Armed and educated: Hunters head to class

From 9-year-old girls to middle-aged men, 25 people spent three evenings in Modesto last week working toward joining the oldest breed of American outdoorsmen.

For thousands of years, hunters have been the consummate sportsmen. In modern history, the majority of conservation dollars are generated from hunting-related sales, according to the state Department of Fish and Game.

But to hunt anywhere in these great United States -- California to Connecticut, Montana to Maine -- hunters need to pass a hunter education test, as the tools of the trade (the shotgun, rifle, bow and muzzleloader) can be dangerous.

The wallet-sized certificate that comes with 10 hours of class time and successful completion of a 100-question test grants the purchase of a hunting license across the country.

And what if an experienced California hunter of 40 years can't find his 1960s-issued education certificate? He must take the class again to get an out-of-state license as Fish and Game records don't go back that far.

The class casts a wide net, covering safety, basic skills, ethics and conservation with specifics on shotguns, rifles, handguns, archery equipment and muzzleloaders.

Tristan Pekron, 12, of Waterford isn't much for baseball or basketball, but discovered archery while participating in 4H. His mom, Bonnie Johansson, thought the hunting safety class would be good for the whole family. So Tristan, his older sister, Hali, 16, and mom spent three nights at a folding table where duck decoys are normally stacked in the back of Auto Life sporting goods, the unique auto parts/hunting/fishing store in Modesto.

"I've handled guns before but, really, they make me nervous.
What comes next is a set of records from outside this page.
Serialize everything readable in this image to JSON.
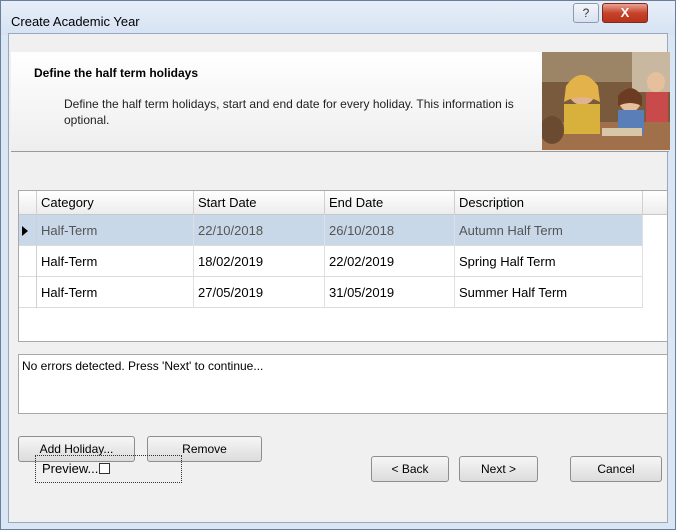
{
  "window": {
    "title": "Create Academic Year",
    "help_glyph": "?",
    "close_glyph": "X"
  },
  "header": {
    "title": "Define the half term holidays",
    "description": "Define the half term holidays, start and end date for every holiday. This information is optional."
  },
  "grid": {
    "columns": [
      "Category",
      "Start Date",
      "End Date",
      "Description"
    ],
    "rows": [
      {
        "category": "Half-Term",
        "start": "22/10/2018",
        "end": "26/10/2018",
        "description": "Autumn Half Term",
        "selected": true
      },
      {
        "category": "Half-Term",
        "start": "18/02/2019",
        "end": "22/02/2019",
        "description": "Spring Half Term",
        "selected": false
      },
      {
        "category": "Half-Term",
        "start": "27/05/2019",
        "end": "31/05/2019",
        "description": "Summer Half Term",
        "selected": false
      }
    ]
  },
  "status": {
    "message": "No errors detected. Press 'Next' to continue..."
  },
  "actions": {
    "add_holiday": "Add Holiday...",
    "remove": "Remove"
  },
  "footer": {
    "preview": "Preview...",
    "preview_checked": false,
    "back": "< Back",
    "next": "Next >",
    "cancel": "Cancel"
  },
  "icons": {
    "row_indicator": "current-row-arrow-icon",
    "header_image": "classroom-photo"
  }
}
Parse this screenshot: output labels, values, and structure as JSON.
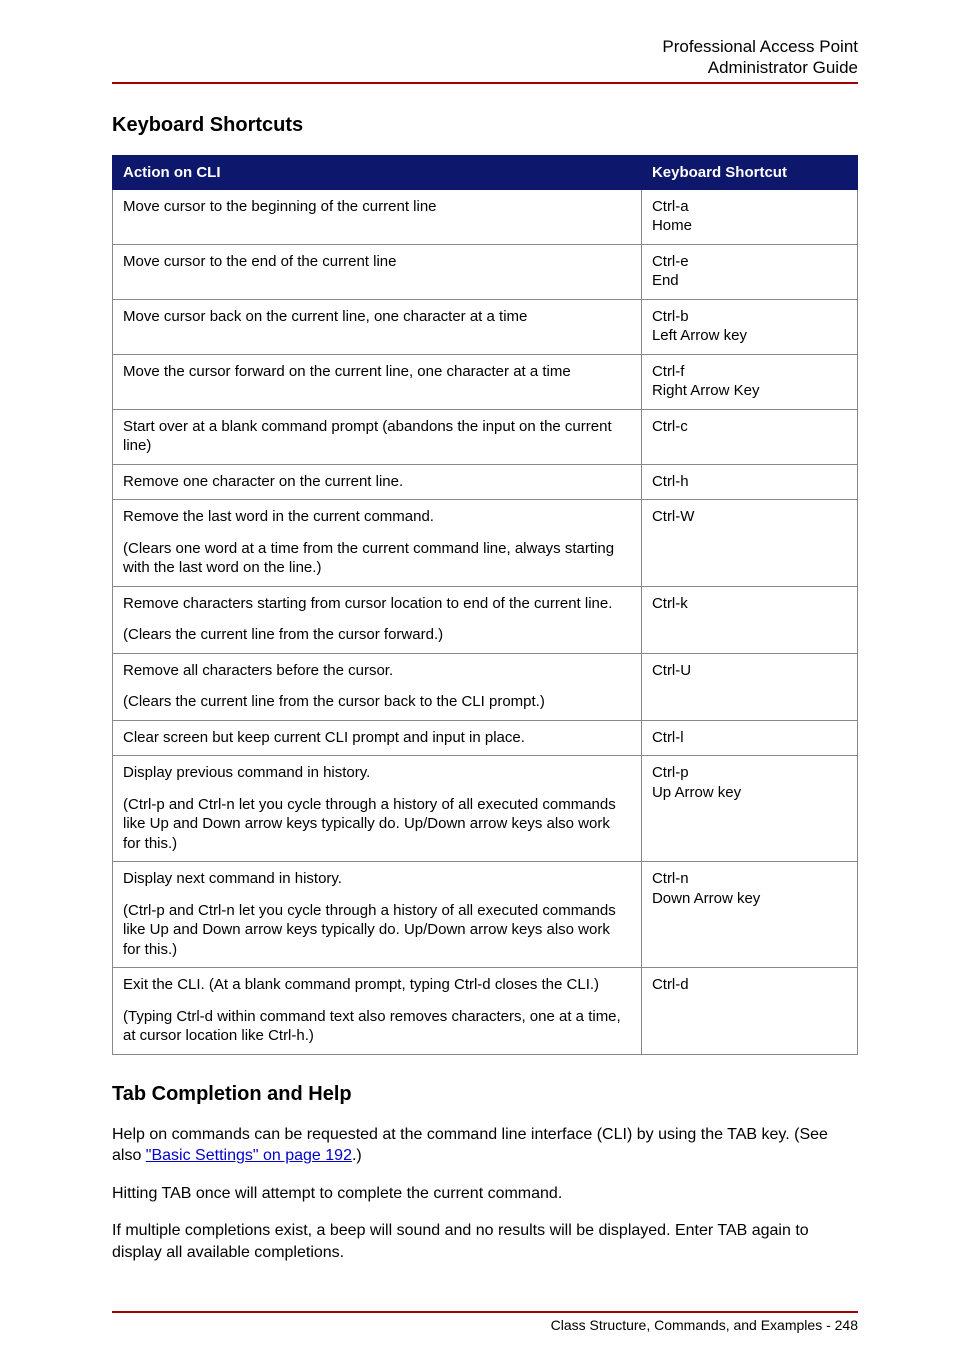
{
  "header": {
    "line1": "Professional Access Point",
    "line2": "Administrator Guide"
  },
  "section1": {
    "title": "Keyboard Shortcuts",
    "table": {
      "col1": "Action on CLI",
      "col2": "Keyboard Shortcut",
      "rows": [
        {
          "a": "Move cursor to the beginning of the current line",
          "s": "Ctrl-a\nHome"
        },
        {
          "a": "Move cursor to the end of the current line",
          "s": "Ctrl-e\nEnd"
        },
        {
          "a": "Move cursor back on the current line, one character at a time",
          "s": "Ctrl-b\nLeft Arrow key"
        },
        {
          "a": "Move the cursor forward on the current line, one character at a time",
          "s": "Ctrl-f\nRight Arrow Key"
        },
        {
          "a": "Start over at a blank command prompt (abandons the input on the current line)",
          "s": "Ctrl-c"
        },
        {
          "a": "Remove one character on the current line.",
          "s": "Ctrl-h"
        },
        {
          "a": "Remove the last word in the current command.",
          "sub": "(Clears one word at a time from the current command line, always starting with the last word on the line.)",
          "s": "Ctrl-W"
        },
        {
          "a": "Remove characters starting from cursor location to end of the current line.",
          "sub": "(Clears the current line from the cursor forward.)",
          "s": "Ctrl-k"
        },
        {
          "a": "Remove all characters before the cursor.",
          "sub": "(Clears the current line from the cursor back to the CLI prompt.)",
          "s": "Ctrl-U"
        },
        {
          "a": "Clear screen but keep current CLI prompt and input in place.",
          "s": "Ctrl-l"
        },
        {
          "a": "Display previous command in history.",
          "sub": "(Ctrl-p and Ctrl-n let you cycle through a history of all executed commands like Up and Down arrow keys typically do. Up/Down arrow keys also work for this.)",
          "s": "Ctrl-p\nUp Arrow key"
        },
        {
          "a": "Display next command in history.",
          "sub": "(Ctrl-p and Ctrl-n let you cycle through a history of all executed commands like Up and Down arrow keys typically do. Up/Down arrow keys also work for this.)",
          "s": "Ctrl-n\nDown Arrow key"
        },
        {
          "a": "Exit the CLI. (At a blank command prompt, typing Ctrl-d closes the CLI.)",
          "sub": "(Typing Ctrl-d within command text also removes characters, one at a time, at cursor location like Ctrl-h.)",
          "s": "Ctrl-d"
        }
      ]
    }
  },
  "section2": {
    "title": "Tab Completion and Help",
    "p1_a": "Help on commands can be requested at the command line interface (CLI) by using the TAB key. (See also ",
    "p1_link": "\"Basic Settings\" on page 192",
    "p1_b": ".)",
    "p2": "Hitting TAB once will attempt to complete the current command.",
    "p3": "If multiple completions exist, a beep will sound and no results will be displayed. Enter TAB again to display all available completions."
  },
  "footer": {
    "text": "Class Structure, Commands, and Examples - 248"
  }
}
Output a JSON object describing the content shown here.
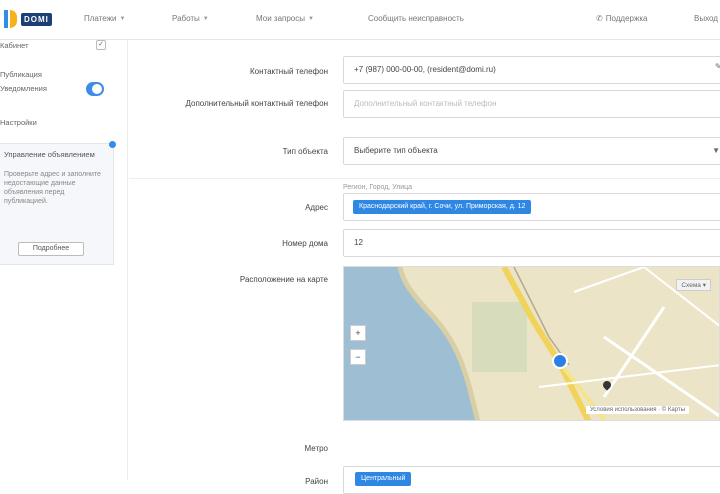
{
  "brand": {
    "name": "DOMI"
  },
  "nav": {
    "items": [
      "Платежи",
      "Работы",
      "Мои запросы",
      "Сообщить неисправность"
    ],
    "right_items": [
      "Поддержка",
      "Выход"
    ]
  },
  "sidebar": {
    "items": [
      {
        "label": "Кабинет"
      },
      {
        "label": "Публикация"
      },
      {
        "label": "Уведомления"
      },
      {
        "label": "Настройки"
      }
    ],
    "card": {
      "title": "Управление объявлением",
      "body": "Проверьте адрес и заполните недостающие данные объявления перед публикацией.",
      "button": "Подробнее"
    }
  },
  "form": {
    "rows": [
      {
        "label": "Контактный телефон",
        "value": "+7 (987) 000-00-00, (resident@domi.ru)",
        "placeholder": false
      },
      {
        "label": "Дополнительный контактный телефон",
        "value": "Дополнительный контактный телефон",
        "placeholder": true
      },
      {
        "label": "Тип объекта",
        "value": "Выберите тип объекта",
        "placeholder": false,
        "select": true
      }
    ],
    "address": {
      "hint": "Регион, Город, Улица",
      "label": "Адрес",
      "tag": "Краснодарский край, г. Сочи, ул. Приморская, д. 12"
    },
    "house": {
      "label": "Номер дома",
      "value": "12"
    },
    "map": {
      "label": "Расположение на карте",
      "switch": "Схема",
      "attribution": "Условия использования · © Карты"
    },
    "metro": {
      "label": "Метро"
    },
    "district": {
      "label": "Район",
      "tag": "Центральный"
    }
  }
}
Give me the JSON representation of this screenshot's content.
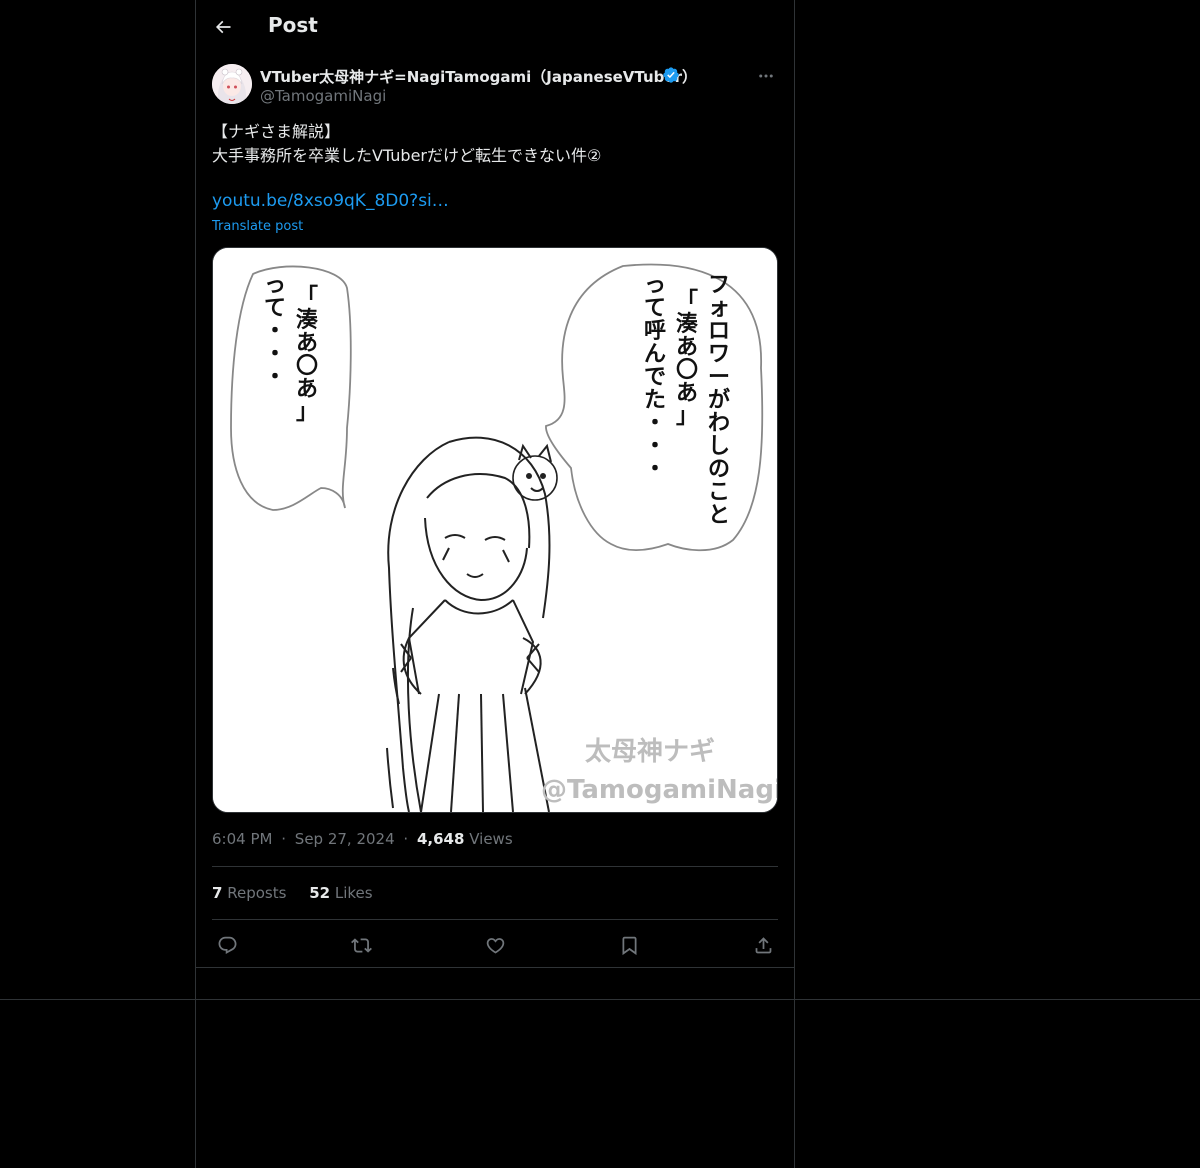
{
  "header": {
    "title": "Post"
  },
  "author": {
    "display_name": "VTuber太母神ナギ=NagiTamogami（JapaneseVTuber）",
    "handle": "@TamogamiNagi"
  },
  "post": {
    "line1": "【ナギさま解説】",
    "line2": "大手事務所を卒業したVTuberだけど転生できない件②",
    "link_text": "youtu.be/8xso9qK_8D0?si…",
    "translate_label": "Translate post"
  },
  "media": {
    "bubble_right": [
      "フォロワーがわしのこと",
      "「湊あ〇あ」",
      "って呼んでた・・・"
    ],
    "bubble_left": [
      "「湊あ〇あ」",
      "って・・・"
    ],
    "watermark_line1": "太母神ナギ",
    "watermark_line2": "@TamogamiNagi"
  },
  "meta": {
    "time": "6:04 PM",
    "sep": "·",
    "date": "Sep 27, 2024",
    "views_count": "4,648",
    "views_label": "Views"
  },
  "stats": {
    "reposts_count": "7",
    "reposts_label": "Reposts",
    "likes_count": "52",
    "likes_label": "Likes"
  },
  "colors": {
    "background": "#000000",
    "text": "#e7e9ea",
    "muted": "#71767b",
    "accent": "#1d9bf0",
    "border": "#2f3336"
  },
  "icons": {
    "back": "arrow-left-icon",
    "verified": "verified-badge-icon",
    "more": "more-horizontal-icon",
    "reply": "reply-icon",
    "repost": "repost-icon",
    "like": "heart-icon",
    "bookmark": "bookmark-icon",
    "share": "share-icon"
  }
}
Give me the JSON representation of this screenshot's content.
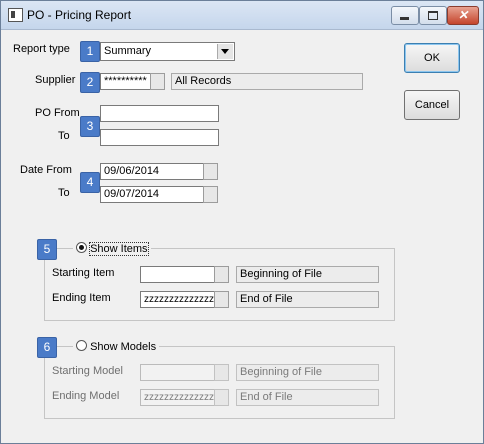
{
  "window": {
    "title": "PO - Pricing Report",
    "minimize_label": "",
    "close_glyph": "✕"
  },
  "badges": [
    "1",
    "2",
    "3",
    "4",
    "5",
    "6"
  ],
  "report_type": {
    "label": "Report type",
    "value": "Summary"
  },
  "supplier": {
    "label": "Supplier",
    "value": "**********",
    "description": "All Records"
  },
  "po": {
    "from_label": "PO From",
    "to_label": "To",
    "from_value": "",
    "to_value": ""
  },
  "date": {
    "from_label": "Date From",
    "to_label": "To",
    "from_value": "09/06/2014",
    "to_value": "09/07/2014"
  },
  "show_items": {
    "label": "Show Items",
    "selected": true,
    "starting_label": "Starting Item",
    "starting_value": "",
    "starting_desc": "Beginning of File",
    "ending_label": "Ending Item",
    "ending_value": "zzzzzzzzzzzzzzz",
    "ending_desc": "End of File"
  },
  "show_models": {
    "label": "Show Models",
    "selected": false,
    "starting_label": "Starting Model",
    "starting_value": "",
    "starting_desc": "Beginning of File",
    "ending_label": "Ending Model",
    "ending_value": "zzzzzzzzzzzzzzz",
    "ending_desc": "End of File"
  },
  "buttons": {
    "ok": "OK",
    "cancel": "Cancel"
  },
  "colors": {
    "badge": "#4a7bc8",
    "window_bg": "#f0f0f0",
    "titlebar": "#c5d6ec",
    "close_button": "#c4442c"
  }
}
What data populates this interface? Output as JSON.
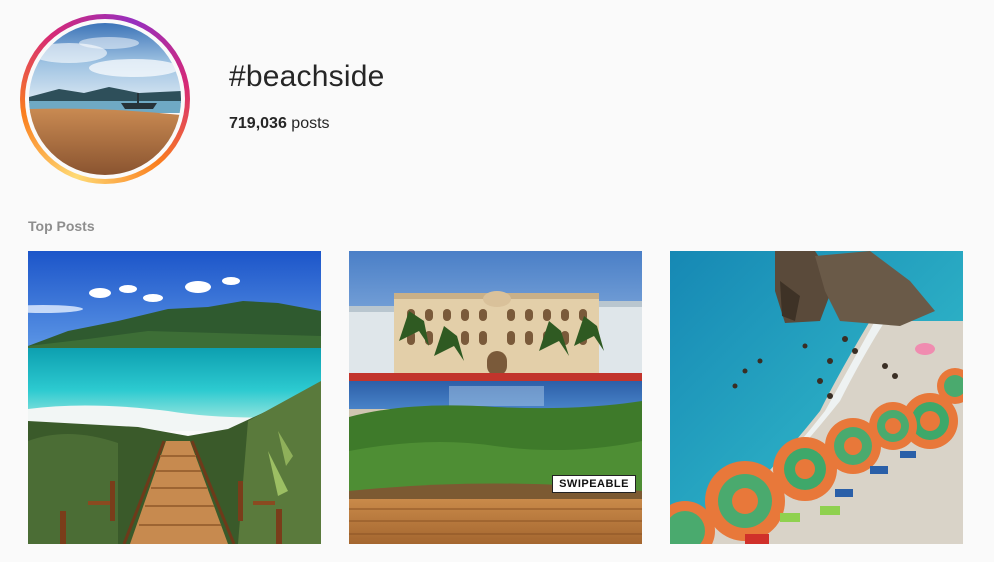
{
  "header": {
    "hashtag": "#beachside",
    "post_count": "719,036",
    "post_count_suffix": " posts"
  },
  "sections": {
    "top_posts_label": "Top Posts"
  },
  "posts": [
    {
      "badge": ""
    },
    {
      "badge": "SWIPEABLE"
    },
    {
      "badge": ""
    }
  ],
  "colors": {
    "ring_gradient": [
      "#feda75",
      "#fa7e1e",
      "#d62976",
      "#962fbf"
    ],
    "muted_text": "#8e8e8e",
    "text": "#262626",
    "background": "#fafafa"
  }
}
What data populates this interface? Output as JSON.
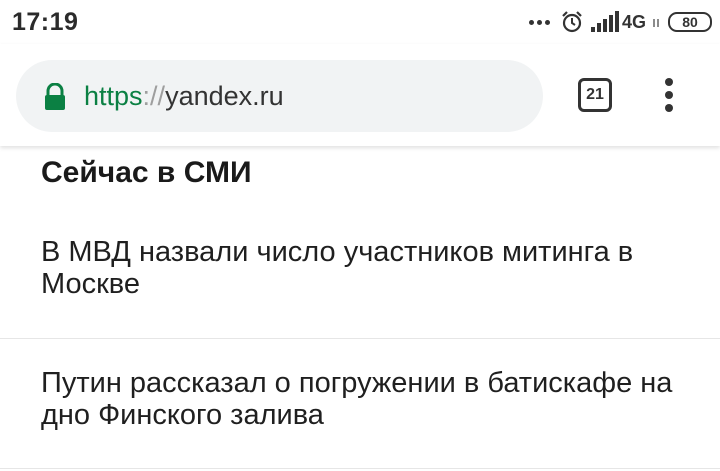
{
  "status_bar": {
    "time": "17:19",
    "network": "4G",
    "battery": "80",
    "icons": [
      "dots-icon",
      "alarm-icon",
      "signal-icon",
      "battery-icon"
    ]
  },
  "browser": {
    "url_scheme": "https",
    "url_separator": "://",
    "url_host": "yandex.ru",
    "tab_count": "21",
    "secure_color": "#0b8043",
    "icons": [
      "lock-icon",
      "tabs-icon",
      "menu-icon"
    ]
  },
  "section": {
    "title": "Сейчас в СМИ",
    "news": [
      {
        "text": "В МВД назвали число участников митинга в Москве"
      },
      {
        "text": "Путин рассказал о погружении в батискафе на дно Финского залива"
      }
    ]
  }
}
It couldn't hurt, learning how to handle them good and proper," Johansson said.

Bob Hansen, an avid duck hunter from Denair, has taught hunter education for 11 years. He has a wildlife management degree from Humboldt State University and agreed to teach the class just in time for the Oct. 20 start to duck season.

"In firearms, in hunting, you only get one chance," he told the class shortly after everyone got seated. "You pull the trigger and that bullet is gone. There's no timeouts. There's no do-overs."

By state law, hunting ed instructors cannot be paid. It's an entirely volunteer service and volunteers are desperately needed in Stanislaus County, said Lt. Shawn Olague with the Department of Fish and Game, who oversees hunter education in the Central Valley.

"Hunting is a dying sport right now," Hansen told his class. "As baby boomers like me start dying off, there aren't enough young people like you coming up behind us."

Of the 25 students, 15 weren't old enough to drive. There was a councilman from Ceres (Chris Vierra), farmhands and elementary, middle and high school students galore.

Jasmine Davis, 9, of Modesto went on a hunting trip with her family in the Stanislaus National Forest this deer season and fell in love with it, said her dad, Kevin Davis. A fork horn deer was bagged and Jasmine watched as the deer was cleaned, skinned, processed and smoked.

"She just flipped," said her dad as he paced back and forth while his daughter took the 100-question test. "I'm nervous right now. I really am."

Michael Casias, 37, of Merced said he wanted a hunting license to join friends and family on regular trips to the mountains. He was a little surprised by his classmates.

"I told my wife after the first night, 'They're all little kids!' " he said.

The test material ranged from common sense to outright esoteric. A shotgun's gauge, for example a 12-gauge, is the size of the diameter of 12 balls made from 1 pound of lead. A 20-gauge barrel is the diameter of 20 lead balls made from a pound of lead. But a .410, the smallest common shotgun size, is 410 one-thousandths of an inch in diameter, which is something like a 67.5 gauge. Still, it's commonly called a .410, whereas the rest are sized by gauge.

"That's the American way of measuring," Hansen said.

When all the answer boxes were checked and tests turned in, not everyone in the room had passed.

"It's real hard for anyone under 12," Hansen said. "Age and language is the barrier."

Tristan, his mom and sister Hali all walked out eligible for a hunting license.

"Now we can all feel a little more comfortable," said the smiling mom.

Bee staff writer Michael R. Shea can be reached at or 578-2391.